▶ [Prompt]: Please repeat the records beneath this task exactly as they appear, but skip the images.

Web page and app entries
[Start of Attachment]

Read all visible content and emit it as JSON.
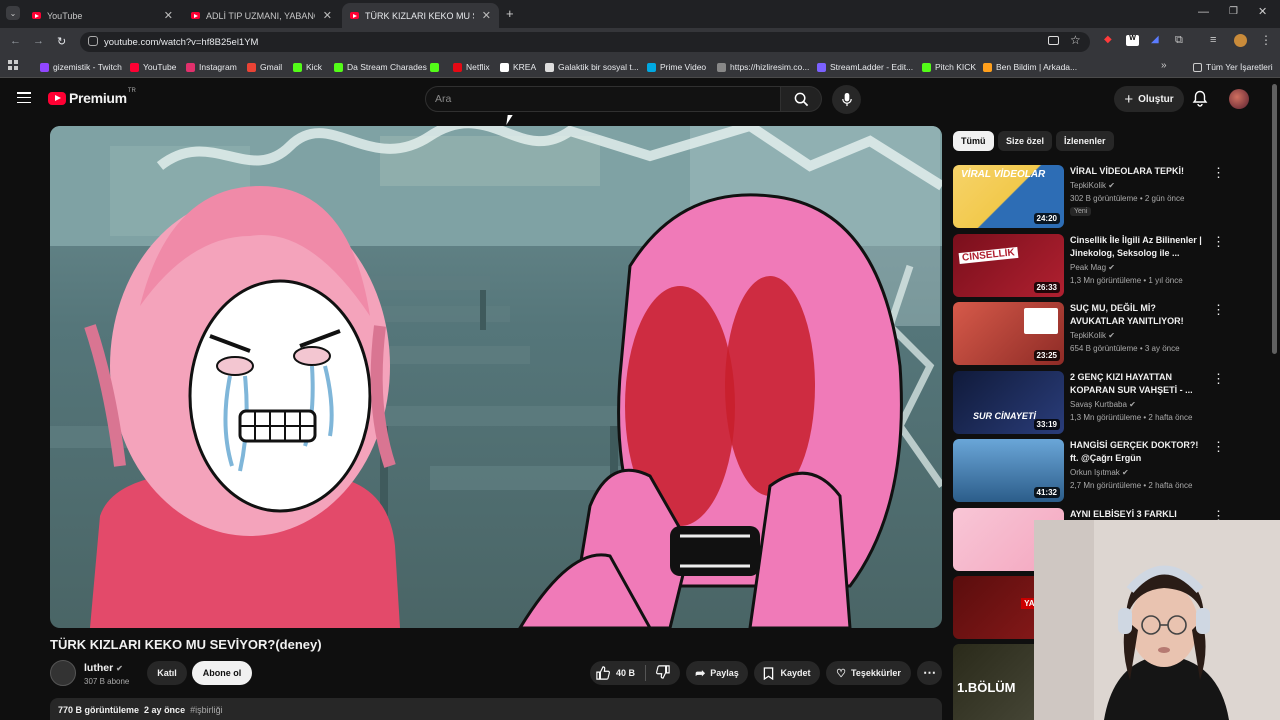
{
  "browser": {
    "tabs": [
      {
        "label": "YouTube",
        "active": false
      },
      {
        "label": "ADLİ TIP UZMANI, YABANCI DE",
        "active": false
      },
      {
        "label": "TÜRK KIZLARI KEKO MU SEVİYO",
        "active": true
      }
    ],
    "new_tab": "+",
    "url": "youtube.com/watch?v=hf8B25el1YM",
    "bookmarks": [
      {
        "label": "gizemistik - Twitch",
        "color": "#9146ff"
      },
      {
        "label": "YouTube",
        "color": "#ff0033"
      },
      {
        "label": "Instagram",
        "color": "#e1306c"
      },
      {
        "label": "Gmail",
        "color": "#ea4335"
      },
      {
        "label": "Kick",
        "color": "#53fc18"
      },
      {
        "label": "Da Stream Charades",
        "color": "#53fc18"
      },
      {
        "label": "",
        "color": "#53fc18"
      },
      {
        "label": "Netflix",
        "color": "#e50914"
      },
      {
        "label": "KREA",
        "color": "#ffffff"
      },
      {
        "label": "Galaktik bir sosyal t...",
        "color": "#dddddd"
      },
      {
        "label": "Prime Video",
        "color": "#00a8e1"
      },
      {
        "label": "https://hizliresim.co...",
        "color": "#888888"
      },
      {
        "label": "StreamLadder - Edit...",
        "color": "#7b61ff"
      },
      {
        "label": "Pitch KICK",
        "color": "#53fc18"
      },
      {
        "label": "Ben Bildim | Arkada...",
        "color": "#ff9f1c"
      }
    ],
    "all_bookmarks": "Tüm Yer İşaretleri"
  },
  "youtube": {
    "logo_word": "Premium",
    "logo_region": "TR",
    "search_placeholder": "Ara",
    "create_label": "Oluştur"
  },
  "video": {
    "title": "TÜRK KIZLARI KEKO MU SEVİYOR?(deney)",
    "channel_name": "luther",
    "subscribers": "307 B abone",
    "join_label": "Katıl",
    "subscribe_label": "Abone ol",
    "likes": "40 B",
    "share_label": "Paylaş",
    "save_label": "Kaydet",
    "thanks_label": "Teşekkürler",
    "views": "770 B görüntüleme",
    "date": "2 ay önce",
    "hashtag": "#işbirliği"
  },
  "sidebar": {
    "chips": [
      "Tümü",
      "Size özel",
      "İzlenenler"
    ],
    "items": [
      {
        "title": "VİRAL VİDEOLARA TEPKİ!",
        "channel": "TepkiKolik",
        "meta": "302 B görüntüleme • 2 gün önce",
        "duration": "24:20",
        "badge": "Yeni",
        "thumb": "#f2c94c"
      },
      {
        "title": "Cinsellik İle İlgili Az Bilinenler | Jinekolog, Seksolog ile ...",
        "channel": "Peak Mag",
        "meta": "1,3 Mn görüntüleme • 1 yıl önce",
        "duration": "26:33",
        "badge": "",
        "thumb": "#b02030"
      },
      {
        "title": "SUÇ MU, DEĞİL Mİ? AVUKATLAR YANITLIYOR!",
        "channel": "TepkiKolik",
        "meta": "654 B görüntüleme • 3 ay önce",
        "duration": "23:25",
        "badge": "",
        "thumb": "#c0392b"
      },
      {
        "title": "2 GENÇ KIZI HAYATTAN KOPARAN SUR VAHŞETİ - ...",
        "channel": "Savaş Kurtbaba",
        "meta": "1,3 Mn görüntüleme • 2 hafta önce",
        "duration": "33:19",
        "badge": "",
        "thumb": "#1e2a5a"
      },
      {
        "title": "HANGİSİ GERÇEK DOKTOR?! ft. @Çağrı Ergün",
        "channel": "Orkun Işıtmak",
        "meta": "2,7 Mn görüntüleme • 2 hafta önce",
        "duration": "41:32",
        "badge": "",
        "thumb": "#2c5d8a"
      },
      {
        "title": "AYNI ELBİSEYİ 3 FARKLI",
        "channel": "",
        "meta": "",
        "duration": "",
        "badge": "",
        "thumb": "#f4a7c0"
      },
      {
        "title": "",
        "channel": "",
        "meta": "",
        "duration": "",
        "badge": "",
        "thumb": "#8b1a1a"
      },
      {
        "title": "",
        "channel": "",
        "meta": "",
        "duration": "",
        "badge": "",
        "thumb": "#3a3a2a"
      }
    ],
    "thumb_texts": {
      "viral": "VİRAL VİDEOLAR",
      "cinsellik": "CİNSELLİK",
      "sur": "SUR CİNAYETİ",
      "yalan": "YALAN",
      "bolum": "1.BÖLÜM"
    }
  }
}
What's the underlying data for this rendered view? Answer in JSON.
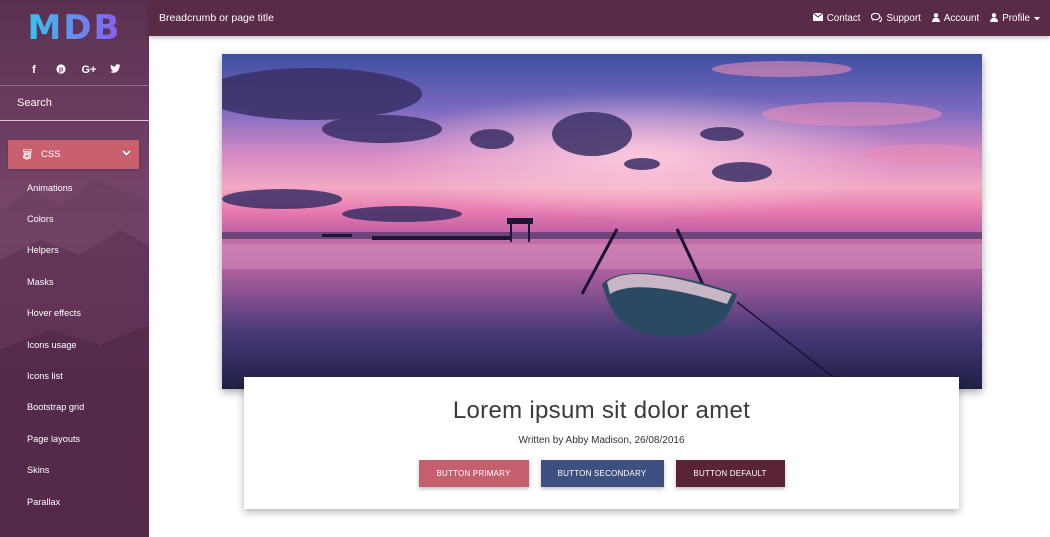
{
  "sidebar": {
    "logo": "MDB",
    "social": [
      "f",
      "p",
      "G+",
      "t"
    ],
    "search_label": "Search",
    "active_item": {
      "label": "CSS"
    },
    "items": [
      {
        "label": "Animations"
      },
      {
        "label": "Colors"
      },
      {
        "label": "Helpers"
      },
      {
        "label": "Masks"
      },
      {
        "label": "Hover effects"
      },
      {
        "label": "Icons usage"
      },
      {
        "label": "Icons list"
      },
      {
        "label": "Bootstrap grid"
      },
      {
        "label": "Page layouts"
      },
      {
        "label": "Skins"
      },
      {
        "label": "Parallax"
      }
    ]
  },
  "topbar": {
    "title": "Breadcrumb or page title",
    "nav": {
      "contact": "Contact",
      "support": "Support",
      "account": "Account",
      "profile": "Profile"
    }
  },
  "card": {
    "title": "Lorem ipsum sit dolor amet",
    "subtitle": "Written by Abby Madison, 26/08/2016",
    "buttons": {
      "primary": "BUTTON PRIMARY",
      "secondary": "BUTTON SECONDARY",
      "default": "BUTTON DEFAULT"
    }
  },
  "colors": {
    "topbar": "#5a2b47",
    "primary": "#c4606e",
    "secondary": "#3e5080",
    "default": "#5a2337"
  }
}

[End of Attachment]

▶ [Result of this task]:
Read all visible content and emit it as JSON.
{
  "browser": {
    "tabs": [
      {
        "label": "YouTube",
        "active": false
      },
      {
        "label": "ADLİ TIP UZMANI, YABANCI DE",
        "active": false
      },
      {
        "label": "TÜRK KIZLARI KEKO MU SEVİYO",
        "active": true
      }
    ],
    "new_tab": "+",
    "url": "youtube.com/watch?v=hf8B25el1YM",
    "bookmarks": [
      {
        "label": "gizemistik - Twitch",
        "color": "#9146ff"
      },
      {
        "label": "YouTube",
        "color": "#ff0033"
      },
      {
        "label": "Instagram",
        "color": "#e1306c"
      },
      {
        "label": "Gmail",
        "color": "#ea4335"
      },
      {
        "label": "Kick",
        "color": "#53fc18"
      },
      {
        "label": "Da Stream Charades",
        "color": "#53fc18"
      },
      {
        "label": "",
        "color": "#53fc18"
      },
      {
        "label": "Netflix",
        "color": "#e50914"
      },
      {
        "label": "KREA",
        "color": "#ffffff"
      },
      {
        "label": "Galaktik bir sosyal t...",
        "color": "#dddddd"
      },
      {
        "label": "Prime Video",
        "color": "#00a8e1"
      },
      {
        "label": "https://hizliresim.co...",
        "color": "#888888"
      },
      {
        "label": "StreamLadder - Edit...",
        "color": "#7b61ff"
      },
      {
        "label": "Pitch KICK",
        "color": "#53fc18"
      },
      {
        "label": "Ben Bildim | Arkada...",
        "color": "#ff9f1c"
      }
    ],
    "all_bookmarks": "Tüm Yer İşaretleri"
  },
  "youtube": {
    "logo_word": "Premium",
    "logo_region": "TR",
    "search_placeholder": "Ara",
    "create_label": "Oluştur"
  },
  "video": {
    "title": "TÜRK KIZLARI KEKO MU SEVİYOR?(deney)",
    "channel_name": "luther",
    "subscribers": "307 B abone",
    "join_label": "Katıl",
    "subscribe_label": "Abone ol",
    "likes": "40 B",
    "share_label": "Paylaş",
    "save_label": "Kaydet",
    "thanks_label": "Teşekkürler",
    "views": "770 B görüntüleme",
    "date": "2 ay önce",
    "hashtag": "#işbirliği"
  },
  "sidebar": {
    "chips": [
      "Tümü",
      "Size özel",
      "İzlenenler"
    ],
    "items": [
      {
        "title": "VİRAL VİDEOLARA TEPKİ!",
        "channel": "TepkiKolik",
        "meta": "302 B görüntüleme • 2 gün önce",
        "duration": "24:20",
        "badge": "Yeni",
        "thumb": "#f2c94c"
      },
      {
        "title": "Cinsellik İle İlgili Az Bilinenler | Jinekolog, Seksolog ile ...",
        "channel": "Peak Mag",
        "meta": "1,3 Mn görüntüleme • 1 yıl önce",
        "duration": "26:33",
        "badge": "",
        "thumb": "#b02030"
      },
      {
        "title": "SUÇ MU, DEĞİL Mİ? AVUKATLAR YANITLIYOR!",
        "channel": "TepkiKolik",
        "meta": "654 B görüntüleme • 3 ay önce",
        "duration": "23:25",
        "badge": "",
        "thumb": "#c0392b"
      },
      {
        "title": "2 GENÇ KIZI HAYATTAN KOPARAN SUR VAHŞETİ - ...",
        "channel": "Savaş Kurtbaba",
        "meta": "1,3 Mn görüntüleme • 2 hafta önce",
        "duration": "33:19",
        "badge": "",
        "thumb": "#1e2a5a"
      },
      {
        "title": "HANGİSİ GERÇEK DOKTOR?! ft. @Çağrı Ergün",
        "channel": "Orkun Işıtmak",
        "meta": "2,7 Mn görüntüleme • 2 hafta önce",
        "duration": "41:32",
        "badge": "",
        "thumb": "#2c5d8a"
      },
      {
        "title": "AYNI ELBİSEYİ 3 FARKLI",
        "channel": "",
        "meta": "",
        "duration": "",
        "badge": "",
        "thumb": "#f4a7c0"
      },
      {
        "title": "",
        "channel": "",
        "meta": "",
        "duration": "",
        "badge": "",
        "thumb": "#8b1a1a"
      },
      {
        "title": "",
        "channel": "",
        "meta": "",
        "duration": "",
        "badge": "",
        "thumb": "#3a3a2a"
      }
    ],
    "thumb_texts": {
      "viral": "VİRAL VİDEOLAR",
      "cinsellik": "CİNSELLİK",
      "sur": "SUR CİNAYETİ",
      "yalan": "YALAN",
      "bolum": "1.BÖLÜM"
    }
  }
}
What's the underlying data for this rendered view? Answer in JSON.
{
  "sidebar": {
    "logo": "MDB",
    "social": [
      "f",
      "p",
      "G+",
      "t"
    ],
    "search_label": "Search",
    "active_item": {
      "label": "CSS"
    },
    "items": [
      {
        "label": "Animations"
      },
      {
        "label": "Colors"
      },
      {
        "label": "Helpers"
      },
      {
        "label": "Masks"
      },
      {
        "label": "Hover effects"
      },
      {
        "label": "Icons usage"
      },
      {
        "label": "Icons list"
      },
      {
        "label": "Bootstrap grid"
      },
      {
        "label": "Page layouts"
      },
      {
        "label": "Skins"
      },
      {
        "label": "Parallax"
      }
    ]
  },
  "topbar": {
    "title": "Breadcrumb or page title",
    "nav": {
      "contact": "Contact",
      "support": "Support",
      "account": "Account",
      "profile": "Profile"
    }
  },
  "card": {
    "title": "Lorem ipsum sit dolor amet",
    "subtitle": "Written by Abby Madison, 26/08/2016",
    "buttons": {
      "primary": "BUTTON PRIMARY",
      "secondary": "BUTTON SECONDARY",
      "default": "BUTTON DEFAULT"
    }
  },
  "colors": {
    "topbar": "#5a2b47",
    "primary": "#c4606e",
    "secondary": "#3e5080",
    "default": "#5a2337"
  }
}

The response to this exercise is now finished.